*** Opening Entries shown ***
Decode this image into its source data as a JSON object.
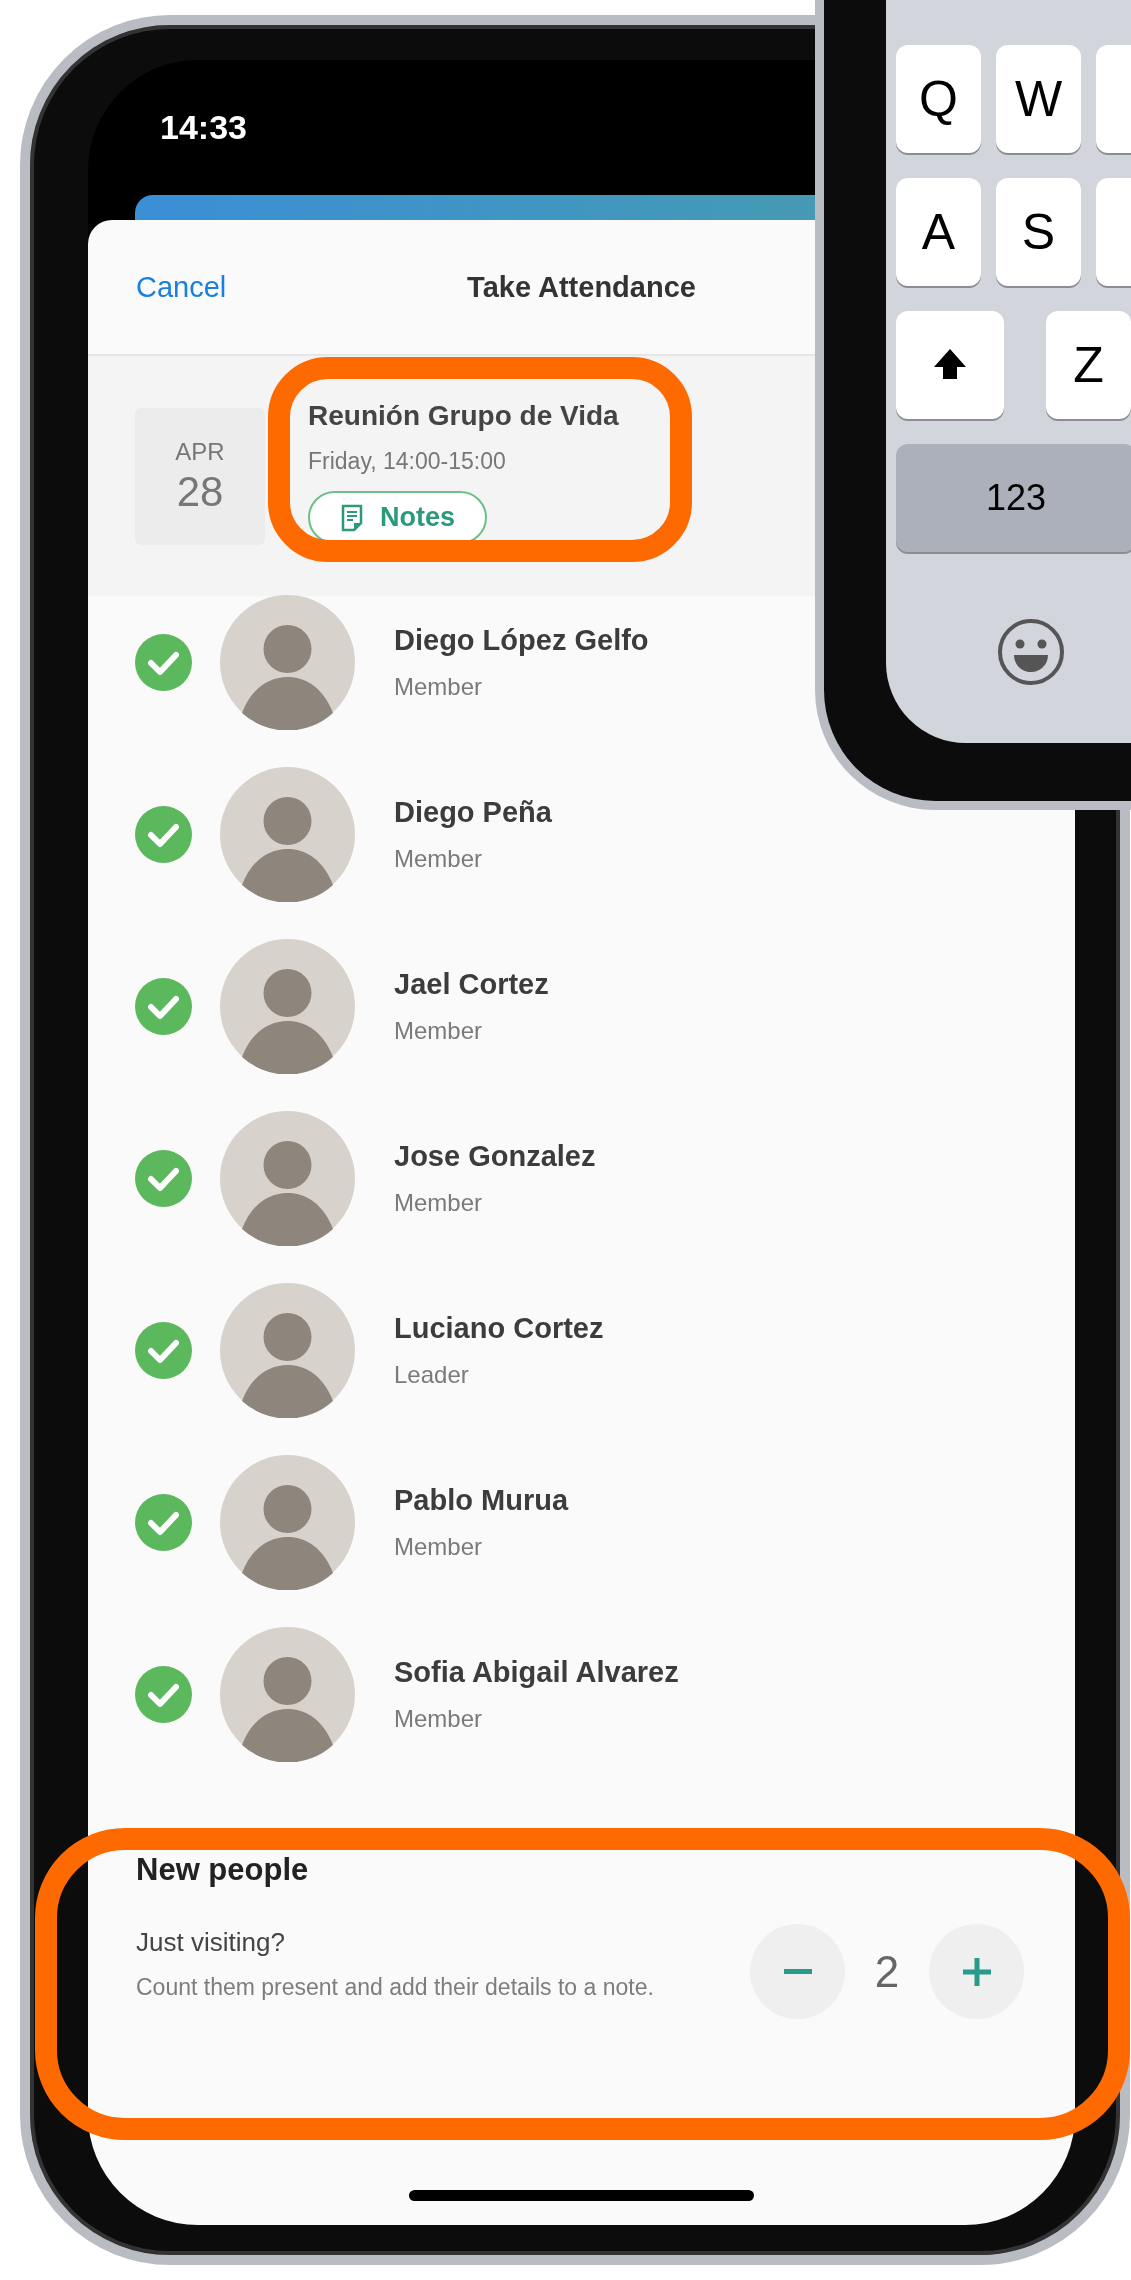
{
  "status_bar": {
    "time": "14:33"
  },
  "header": {
    "cancel": "Cancel",
    "title": "Take Attendance"
  },
  "event": {
    "month": "APR",
    "day": "28",
    "title": "Reunión Grupo de Vida",
    "time": "Friday, 14:00-15:00",
    "notes_button": "Notes"
  },
  "members": [
    {
      "name": "Diego López Gelfo",
      "role": "Member",
      "present": true
    },
    {
      "name": "Diego Peña",
      "role": "Member",
      "present": true
    },
    {
      "name": "Jael Cortez",
      "role": "Member",
      "present": true
    },
    {
      "name": "Jose Gonzalez",
      "role": "Member",
      "present": true
    },
    {
      "name": "Luciano Cortez",
      "role": "Leader",
      "present": true
    },
    {
      "name": "Pablo Murua",
      "role": "Member",
      "present": true
    },
    {
      "name": "Sofia Abigail Alvarez",
      "role": "Member",
      "present": true
    }
  ],
  "new_people": {
    "title": "New people",
    "subtitle": "Just visiting?",
    "description": "Count them present and add their details to a note.",
    "count": "2"
  },
  "keyboard": {
    "rows": [
      [
        {
          "kind": "letter",
          "label": "Q"
        },
        {
          "kind": "letter",
          "label": "W"
        },
        {
          "kind": "partial"
        }
      ],
      [
        {
          "kind": "letter",
          "label": "A"
        },
        {
          "kind": "letter",
          "label": "S"
        },
        {
          "kind": "partial"
        }
      ],
      [
        {
          "kind": "shift"
        },
        {
          "kind": "letter",
          "label": "Z"
        }
      ]
    ],
    "numbers_key": "123"
  }
}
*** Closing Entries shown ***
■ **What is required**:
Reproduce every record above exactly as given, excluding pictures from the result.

■ **Output for this exercise**:
Decode this image into its source data as a JSON object.
{
  "status_bar": {
    "time": "14:33"
  },
  "header": {
    "cancel": "Cancel",
    "title": "Take Attendance"
  },
  "event": {
    "month": "APR",
    "day": "28",
    "title": "Reunión Grupo de Vida",
    "time": "Friday, 14:00-15:00",
    "notes_button": "Notes"
  },
  "members": [
    {
      "name": "Diego López Gelfo",
      "role": "Member",
      "present": true
    },
    {
      "name": "Diego Peña",
      "role": "Member",
      "present": true
    },
    {
      "name": "Jael Cortez",
      "role": "Member",
      "present": true
    },
    {
      "name": "Jose Gonzalez",
      "role": "Member",
      "present": true
    },
    {
      "name": "Luciano Cortez",
      "role": "Leader",
      "present": true
    },
    {
      "name": "Pablo Murua",
      "role": "Member",
      "present": true
    },
    {
      "name": "Sofia Abigail Alvarez",
      "role": "Member",
      "present": true
    }
  ],
  "new_people": {
    "title": "New people",
    "subtitle": "Just visiting?",
    "description": "Count them present and add their details to a note.",
    "count": "2"
  },
  "keyboard": {
    "rows": [
      [
        {
          "kind": "letter",
          "label": "Q"
        },
        {
          "kind": "letter",
          "label": "W"
        },
        {
          "kind": "partial"
        }
      ],
      [
        {
          "kind": "letter",
          "label": "A"
        },
        {
          "kind": "letter",
          "label": "S"
        },
        {
          "kind": "partial"
        }
      ],
      [
        {
          "kind": "shift"
        },
        {
          "kind": "letter",
          "label": "Z"
        }
      ]
    ],
    "numbers_key": "123"
  }
}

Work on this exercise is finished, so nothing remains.